In this special meeting between these two people, both need to know that no one has the capacity to heal anyone but himself. In the vibrational medicine approach, the practitioner is just the facilitator of the self-help process of the other being, helping him to perceive causes and eliminating them in a self-transformational process. In order to be successful in this task, the practitioner should not use ready formulas, because in this case these technical procedures will be much less effective. It is important to be totally focused on the one who is there looking for help, as well as on the voice of the Superior Self. For this, the sensitivity of an artist is fundamental. This sensitivity associated with a deep knowledge of a therapeutic art can help the sufferer find their own way to harmony, inner peace and health.

The history of the healing art (Iatrike) mingles with legend, and it is important to investigate these mythical origins. The Greek-Latin mythology talks about a legendary healer: Chiron the Centaur.
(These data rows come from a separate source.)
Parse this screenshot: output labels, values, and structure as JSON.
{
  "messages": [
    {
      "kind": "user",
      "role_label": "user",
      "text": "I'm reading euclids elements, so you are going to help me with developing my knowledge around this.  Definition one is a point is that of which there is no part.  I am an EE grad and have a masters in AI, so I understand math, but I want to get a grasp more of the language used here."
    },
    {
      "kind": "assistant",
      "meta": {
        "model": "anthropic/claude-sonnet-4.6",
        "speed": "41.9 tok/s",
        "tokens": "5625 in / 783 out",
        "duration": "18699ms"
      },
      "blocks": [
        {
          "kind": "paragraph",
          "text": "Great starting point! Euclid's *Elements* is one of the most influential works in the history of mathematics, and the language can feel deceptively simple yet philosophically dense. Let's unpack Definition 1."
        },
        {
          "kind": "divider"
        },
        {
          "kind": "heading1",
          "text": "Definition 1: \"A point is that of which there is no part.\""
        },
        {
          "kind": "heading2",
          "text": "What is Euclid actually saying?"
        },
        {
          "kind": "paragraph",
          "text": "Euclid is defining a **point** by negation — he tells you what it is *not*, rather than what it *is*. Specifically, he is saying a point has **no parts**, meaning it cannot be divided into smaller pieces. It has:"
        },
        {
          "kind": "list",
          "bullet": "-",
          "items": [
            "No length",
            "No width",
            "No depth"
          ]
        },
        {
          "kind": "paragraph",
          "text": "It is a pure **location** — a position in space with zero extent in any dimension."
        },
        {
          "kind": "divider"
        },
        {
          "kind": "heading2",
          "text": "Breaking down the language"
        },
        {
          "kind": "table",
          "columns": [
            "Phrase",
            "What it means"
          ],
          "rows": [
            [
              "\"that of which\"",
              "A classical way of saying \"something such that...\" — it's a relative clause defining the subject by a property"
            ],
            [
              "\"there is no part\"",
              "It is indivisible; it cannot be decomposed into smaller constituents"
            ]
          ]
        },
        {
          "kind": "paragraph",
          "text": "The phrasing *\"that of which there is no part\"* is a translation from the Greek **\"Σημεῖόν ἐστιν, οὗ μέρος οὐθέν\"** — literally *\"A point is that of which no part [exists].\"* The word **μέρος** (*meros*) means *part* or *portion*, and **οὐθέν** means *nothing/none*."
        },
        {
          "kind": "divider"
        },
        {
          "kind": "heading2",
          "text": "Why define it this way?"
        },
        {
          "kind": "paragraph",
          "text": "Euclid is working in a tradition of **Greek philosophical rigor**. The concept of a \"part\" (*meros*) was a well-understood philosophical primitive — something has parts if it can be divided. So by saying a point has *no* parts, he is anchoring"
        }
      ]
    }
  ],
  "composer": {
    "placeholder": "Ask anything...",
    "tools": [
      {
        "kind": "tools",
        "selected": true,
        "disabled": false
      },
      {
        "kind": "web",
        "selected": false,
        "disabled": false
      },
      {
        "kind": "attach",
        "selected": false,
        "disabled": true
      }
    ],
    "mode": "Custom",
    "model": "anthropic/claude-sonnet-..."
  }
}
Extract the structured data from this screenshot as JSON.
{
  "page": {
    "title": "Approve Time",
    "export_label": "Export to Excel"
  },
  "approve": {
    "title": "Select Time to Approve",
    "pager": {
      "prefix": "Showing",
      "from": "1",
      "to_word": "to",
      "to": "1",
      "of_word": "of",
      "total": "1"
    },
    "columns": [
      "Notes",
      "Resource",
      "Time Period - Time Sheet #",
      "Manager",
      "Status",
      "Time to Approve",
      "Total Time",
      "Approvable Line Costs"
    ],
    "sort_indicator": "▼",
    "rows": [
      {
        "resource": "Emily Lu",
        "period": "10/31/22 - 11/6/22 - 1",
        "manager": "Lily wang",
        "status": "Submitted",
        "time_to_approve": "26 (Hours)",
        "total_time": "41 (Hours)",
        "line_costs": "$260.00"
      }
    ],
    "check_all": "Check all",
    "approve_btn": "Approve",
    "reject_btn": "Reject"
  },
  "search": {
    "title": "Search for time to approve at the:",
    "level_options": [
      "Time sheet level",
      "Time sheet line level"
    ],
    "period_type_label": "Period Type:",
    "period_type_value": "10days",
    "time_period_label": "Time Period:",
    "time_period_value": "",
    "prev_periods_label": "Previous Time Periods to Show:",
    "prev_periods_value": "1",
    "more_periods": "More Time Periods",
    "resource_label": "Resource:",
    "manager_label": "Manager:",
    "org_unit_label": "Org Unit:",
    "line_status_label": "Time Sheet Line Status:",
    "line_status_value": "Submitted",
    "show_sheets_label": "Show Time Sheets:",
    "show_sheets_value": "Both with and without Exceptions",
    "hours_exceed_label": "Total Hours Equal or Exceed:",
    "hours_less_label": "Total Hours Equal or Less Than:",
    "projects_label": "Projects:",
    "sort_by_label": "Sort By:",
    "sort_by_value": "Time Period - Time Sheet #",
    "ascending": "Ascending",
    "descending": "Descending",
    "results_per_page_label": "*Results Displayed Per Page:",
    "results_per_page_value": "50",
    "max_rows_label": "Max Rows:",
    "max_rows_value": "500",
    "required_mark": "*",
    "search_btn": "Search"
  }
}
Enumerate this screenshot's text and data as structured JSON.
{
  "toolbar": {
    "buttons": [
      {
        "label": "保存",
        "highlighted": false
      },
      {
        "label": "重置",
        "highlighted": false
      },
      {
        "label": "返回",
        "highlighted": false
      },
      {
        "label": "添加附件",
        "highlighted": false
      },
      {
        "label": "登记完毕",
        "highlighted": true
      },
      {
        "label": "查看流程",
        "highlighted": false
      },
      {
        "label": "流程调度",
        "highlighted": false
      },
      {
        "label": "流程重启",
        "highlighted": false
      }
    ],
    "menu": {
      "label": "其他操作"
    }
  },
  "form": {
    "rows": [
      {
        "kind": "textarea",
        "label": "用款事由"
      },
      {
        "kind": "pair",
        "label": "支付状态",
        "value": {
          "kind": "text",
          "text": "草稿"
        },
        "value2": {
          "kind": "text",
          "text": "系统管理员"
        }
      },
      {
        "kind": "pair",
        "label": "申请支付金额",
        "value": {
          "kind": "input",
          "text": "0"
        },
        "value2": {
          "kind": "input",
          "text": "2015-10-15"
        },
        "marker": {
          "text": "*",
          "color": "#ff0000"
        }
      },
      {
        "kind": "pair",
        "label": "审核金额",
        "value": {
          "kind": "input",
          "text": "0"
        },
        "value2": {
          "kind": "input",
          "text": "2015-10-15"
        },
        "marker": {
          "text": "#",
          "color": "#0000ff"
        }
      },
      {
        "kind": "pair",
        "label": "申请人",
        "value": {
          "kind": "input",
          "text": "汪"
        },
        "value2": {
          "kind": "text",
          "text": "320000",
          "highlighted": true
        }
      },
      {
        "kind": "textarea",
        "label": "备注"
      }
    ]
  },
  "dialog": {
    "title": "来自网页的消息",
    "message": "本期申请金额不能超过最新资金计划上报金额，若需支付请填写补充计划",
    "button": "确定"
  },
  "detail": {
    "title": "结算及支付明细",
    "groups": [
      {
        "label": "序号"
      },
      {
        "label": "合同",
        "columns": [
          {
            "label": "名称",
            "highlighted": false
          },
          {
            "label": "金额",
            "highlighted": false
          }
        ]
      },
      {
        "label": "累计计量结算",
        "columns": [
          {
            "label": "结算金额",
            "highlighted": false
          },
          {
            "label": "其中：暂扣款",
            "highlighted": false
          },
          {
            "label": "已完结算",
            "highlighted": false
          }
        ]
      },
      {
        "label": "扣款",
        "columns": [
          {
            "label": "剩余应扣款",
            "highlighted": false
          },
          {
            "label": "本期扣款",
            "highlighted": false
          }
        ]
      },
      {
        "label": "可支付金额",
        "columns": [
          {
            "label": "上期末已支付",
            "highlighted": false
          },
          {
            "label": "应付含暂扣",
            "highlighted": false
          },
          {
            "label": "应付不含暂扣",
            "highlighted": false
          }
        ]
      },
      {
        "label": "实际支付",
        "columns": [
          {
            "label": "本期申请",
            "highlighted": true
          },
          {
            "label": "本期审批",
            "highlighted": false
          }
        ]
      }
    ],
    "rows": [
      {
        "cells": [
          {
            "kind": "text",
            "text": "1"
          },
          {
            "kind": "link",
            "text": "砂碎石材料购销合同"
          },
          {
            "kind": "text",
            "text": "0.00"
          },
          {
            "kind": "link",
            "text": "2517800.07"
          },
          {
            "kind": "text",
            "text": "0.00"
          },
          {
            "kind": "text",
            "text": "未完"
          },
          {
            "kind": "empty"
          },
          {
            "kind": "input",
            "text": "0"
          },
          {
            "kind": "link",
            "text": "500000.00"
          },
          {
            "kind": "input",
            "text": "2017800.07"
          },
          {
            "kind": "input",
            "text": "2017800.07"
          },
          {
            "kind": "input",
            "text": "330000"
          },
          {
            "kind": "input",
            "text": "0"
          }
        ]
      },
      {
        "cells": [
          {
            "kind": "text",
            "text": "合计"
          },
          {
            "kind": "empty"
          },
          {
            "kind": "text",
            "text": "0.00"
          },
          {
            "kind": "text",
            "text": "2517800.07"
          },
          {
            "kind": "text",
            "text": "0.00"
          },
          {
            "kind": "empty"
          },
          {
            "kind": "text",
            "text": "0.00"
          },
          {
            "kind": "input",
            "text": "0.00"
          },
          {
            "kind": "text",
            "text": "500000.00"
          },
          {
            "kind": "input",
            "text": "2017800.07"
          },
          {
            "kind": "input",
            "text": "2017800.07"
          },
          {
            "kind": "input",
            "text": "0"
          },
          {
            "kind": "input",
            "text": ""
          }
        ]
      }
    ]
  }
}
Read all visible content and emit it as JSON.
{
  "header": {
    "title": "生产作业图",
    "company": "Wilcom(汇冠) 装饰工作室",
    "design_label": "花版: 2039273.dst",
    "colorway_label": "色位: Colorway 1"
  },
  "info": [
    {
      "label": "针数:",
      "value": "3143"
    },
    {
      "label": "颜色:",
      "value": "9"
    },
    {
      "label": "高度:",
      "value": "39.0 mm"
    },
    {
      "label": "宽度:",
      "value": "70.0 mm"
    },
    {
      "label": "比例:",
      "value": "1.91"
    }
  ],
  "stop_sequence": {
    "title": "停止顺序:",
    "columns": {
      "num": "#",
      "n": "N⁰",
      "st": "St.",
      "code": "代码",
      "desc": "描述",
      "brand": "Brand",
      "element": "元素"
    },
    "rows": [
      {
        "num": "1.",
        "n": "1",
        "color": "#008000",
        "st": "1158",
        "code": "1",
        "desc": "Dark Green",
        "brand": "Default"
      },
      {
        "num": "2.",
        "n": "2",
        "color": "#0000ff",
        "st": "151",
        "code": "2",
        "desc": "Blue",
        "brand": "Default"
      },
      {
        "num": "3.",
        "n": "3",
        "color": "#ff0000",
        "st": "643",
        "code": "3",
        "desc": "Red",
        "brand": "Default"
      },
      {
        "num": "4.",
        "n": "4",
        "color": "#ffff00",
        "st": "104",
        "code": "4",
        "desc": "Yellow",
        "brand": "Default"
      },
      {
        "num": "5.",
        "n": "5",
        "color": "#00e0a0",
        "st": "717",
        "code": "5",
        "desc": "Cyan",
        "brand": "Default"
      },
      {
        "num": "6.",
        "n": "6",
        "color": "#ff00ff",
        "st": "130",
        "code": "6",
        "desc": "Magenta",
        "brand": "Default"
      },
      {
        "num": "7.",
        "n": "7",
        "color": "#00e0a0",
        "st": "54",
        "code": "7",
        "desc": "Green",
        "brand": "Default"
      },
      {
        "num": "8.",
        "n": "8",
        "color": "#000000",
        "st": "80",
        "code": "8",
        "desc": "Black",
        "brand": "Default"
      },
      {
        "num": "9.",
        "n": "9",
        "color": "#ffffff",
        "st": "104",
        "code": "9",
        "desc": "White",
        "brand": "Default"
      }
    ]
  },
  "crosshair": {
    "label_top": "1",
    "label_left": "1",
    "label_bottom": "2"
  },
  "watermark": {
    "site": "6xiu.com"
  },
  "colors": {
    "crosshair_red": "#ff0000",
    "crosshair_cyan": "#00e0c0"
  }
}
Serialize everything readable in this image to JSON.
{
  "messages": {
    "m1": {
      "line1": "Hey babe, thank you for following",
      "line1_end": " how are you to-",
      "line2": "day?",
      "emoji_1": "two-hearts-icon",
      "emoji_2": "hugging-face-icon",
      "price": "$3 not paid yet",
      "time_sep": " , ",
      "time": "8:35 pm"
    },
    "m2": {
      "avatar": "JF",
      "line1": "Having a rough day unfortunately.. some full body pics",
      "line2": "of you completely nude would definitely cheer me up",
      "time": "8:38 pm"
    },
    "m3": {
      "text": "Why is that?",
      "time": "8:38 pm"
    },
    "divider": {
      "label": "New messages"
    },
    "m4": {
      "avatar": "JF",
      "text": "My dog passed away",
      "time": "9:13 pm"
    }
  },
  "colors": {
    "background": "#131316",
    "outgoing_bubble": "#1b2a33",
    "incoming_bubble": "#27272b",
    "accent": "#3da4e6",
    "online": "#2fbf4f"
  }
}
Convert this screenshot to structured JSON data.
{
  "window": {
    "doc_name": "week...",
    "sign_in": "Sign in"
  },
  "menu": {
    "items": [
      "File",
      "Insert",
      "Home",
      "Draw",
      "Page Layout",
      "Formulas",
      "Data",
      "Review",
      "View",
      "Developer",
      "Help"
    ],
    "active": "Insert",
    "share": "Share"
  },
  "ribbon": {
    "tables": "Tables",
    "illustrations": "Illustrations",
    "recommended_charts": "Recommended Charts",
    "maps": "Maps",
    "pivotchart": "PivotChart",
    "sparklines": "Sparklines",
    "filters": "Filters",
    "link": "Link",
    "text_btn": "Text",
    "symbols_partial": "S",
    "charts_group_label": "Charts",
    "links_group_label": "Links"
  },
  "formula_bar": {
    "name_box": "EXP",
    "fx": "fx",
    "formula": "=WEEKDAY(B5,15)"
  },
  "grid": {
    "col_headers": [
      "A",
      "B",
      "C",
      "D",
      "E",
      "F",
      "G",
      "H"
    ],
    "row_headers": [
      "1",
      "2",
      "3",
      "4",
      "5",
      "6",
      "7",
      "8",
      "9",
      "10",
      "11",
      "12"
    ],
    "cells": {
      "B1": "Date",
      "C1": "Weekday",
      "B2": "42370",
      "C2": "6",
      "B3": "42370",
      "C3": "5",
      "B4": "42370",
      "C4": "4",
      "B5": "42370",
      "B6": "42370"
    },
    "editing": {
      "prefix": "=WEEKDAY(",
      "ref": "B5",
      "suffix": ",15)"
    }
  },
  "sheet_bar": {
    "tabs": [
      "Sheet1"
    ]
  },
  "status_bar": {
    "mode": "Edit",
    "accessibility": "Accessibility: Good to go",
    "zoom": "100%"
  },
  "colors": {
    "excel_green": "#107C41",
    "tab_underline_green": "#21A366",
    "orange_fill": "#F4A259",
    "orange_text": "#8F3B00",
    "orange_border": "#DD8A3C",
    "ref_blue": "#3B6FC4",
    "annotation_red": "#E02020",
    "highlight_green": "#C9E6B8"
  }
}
Chiron in Greek (Keiron) is probably a short word for Keirurgos, the one who works with his hands, or just the surgeon. This centaur was the master who taught the healing art to famous heroes like Jason, Peleus (the father of Achilles), Achilles and Asclepius. But besides all his knowledge, Chiron was the “wounded healer”, capable of healing all kinds of wounds and sufferings. Yet he could not think of his own wound without destroying himself in a terrible pain.

To be continued…